With the Reds being a top-heavy side without having too many consistent centre-backs, it would only make sense to retain someone like Tiago Ilori. While still being “untested” in the Premier League, there is a case for keeping him as a rotation option alongside Joe Gomez for someone like Martin Škrtel or Dejan Lovren who could use a breather every now and then. Being able to play competently anywhere across the back-line is a sight to behold and a great asset to have, thus making the loan move away from Merseyside one that we should hope is not one worth crying over.
The other player who could’ve had a stellar second season for Liverpool is Lazar Marković, the only natural winger or wide player that Liverpool have (or used to have) bar Jordon Ibe. A stellar start from last season which unfortunately ended with him playing as a wing-back didn’t see his best attributes being put on display. While he has definitely under-performed, he still had a role to play for us given that him and Jordon Ibe playing simultaneously could’ve been a tactical move that will force oppositions to cover their wide areas in defence.
Regardless, only time will tell whether or not these loan moves will see Ilori and Marković be better players for the benefit of Liverpool FC, that is, if they even make it back.
#1: Liverpool Still Don’t Have A DM!
This is going to be repeated over, and over, and over again until the Reds do sign a proper defensive-midfielder. Another window goes by and it’s another window without a defensive-midfielder, though, so maybe it is still wishful thinking for the some of us.
The 2015 summer transfer window has seen some of the best defensive-midfielders make moves, especially talented, rising stars like Mattias Kranevitter (to Atlético Madrid) and Lucas Silva (moving to Marseille on-loan from Real Madrid). The calls for a defensive-midfielder doesn’t come in vain, because some of the best teams in the world of football operate with one (I wrote about the benefits of having a defensive-midfielder here, listing out some of the tactical aspects of it than just the run-of-the-mill, cliché reasons).
Instead, the Reds opted to stick with Lucas Leiva as the only true, recognised defensive-midfielder, with the double-pivot in midfield looking likely to be the staple midfield structure in the team throughout the season. The signing of James Milner to partner Jordan Henderson also seems to be the preferred midfield duo for Brendan Rodgers, with the two versatile players plugging gaps in midfield wherever and whenever necessary. Emre Can rotates for either of the aforementioned players above, while Joe Allen’s role in midfield still remains to be seen (as mentioned by Srikanth Bala in the Anfield Index Global Podcast: Episode 15).

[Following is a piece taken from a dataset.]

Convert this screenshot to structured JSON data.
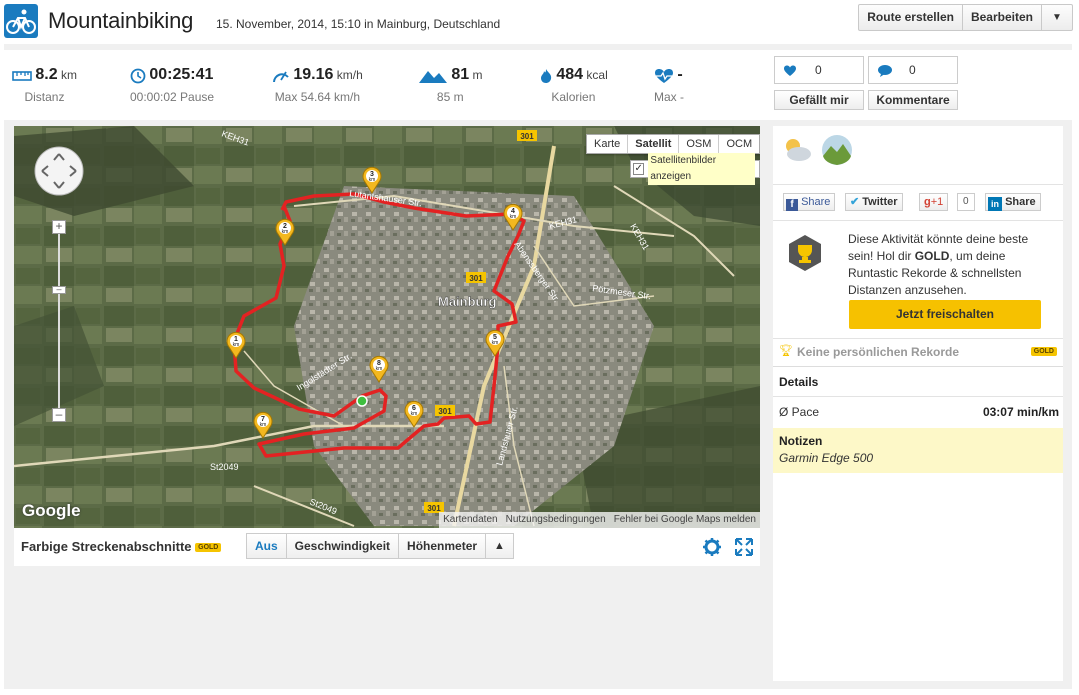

Without having a midfielder who specialises in the defensive-midfield department, we could still see more devastating results like the 0-3 loss to West Ham United as there is a lack of personnel who truly understands the role and ultimately, someone who can shield the back-line whilst assuring that other players can push higher up the pitch with lesser defensive worries. Four games into the season undoubtedly means that a relatively small sample size compared to the 38-game season is presented, but one can only hope for defensive solidarity when a team has two calamities in defence without anyone to provide a safety net.